Stored entries
========================
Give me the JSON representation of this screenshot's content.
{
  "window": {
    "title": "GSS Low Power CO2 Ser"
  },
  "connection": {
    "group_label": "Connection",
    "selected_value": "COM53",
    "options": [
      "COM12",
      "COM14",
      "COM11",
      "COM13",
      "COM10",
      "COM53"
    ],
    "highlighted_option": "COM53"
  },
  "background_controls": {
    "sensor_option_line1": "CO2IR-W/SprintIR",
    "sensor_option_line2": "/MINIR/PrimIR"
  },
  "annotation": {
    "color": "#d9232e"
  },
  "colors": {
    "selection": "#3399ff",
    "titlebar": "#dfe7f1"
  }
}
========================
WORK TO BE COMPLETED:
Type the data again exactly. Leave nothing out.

FINISHED EXERCISE:
Give me the JSON representation of this screenshot's content.
{
  "window": {
    "title": "GSS Low Power CO2 Ser"
  },
  "connection": {
    "group_label": "Connection",
    "selected_value": "COM53",
    "options": [
      "COM12",
      "COM14",
      "COM11",
      "COM13",
      "COM10",
      "COM53"
    ],
    "highlighted_option": "COM53"
  },
  "background_controls": {
    "sensor_option_line1": "CO2IR-W/SprintIR",
    "sensor_option_line2": "/MINIR/PrimIR"
  },
  "annotation": {
    "color": "#d9232e"
  },
  "colors": {
    "selection": "#3399ff",
    "titlebar": "#dfe7f1"
  }
}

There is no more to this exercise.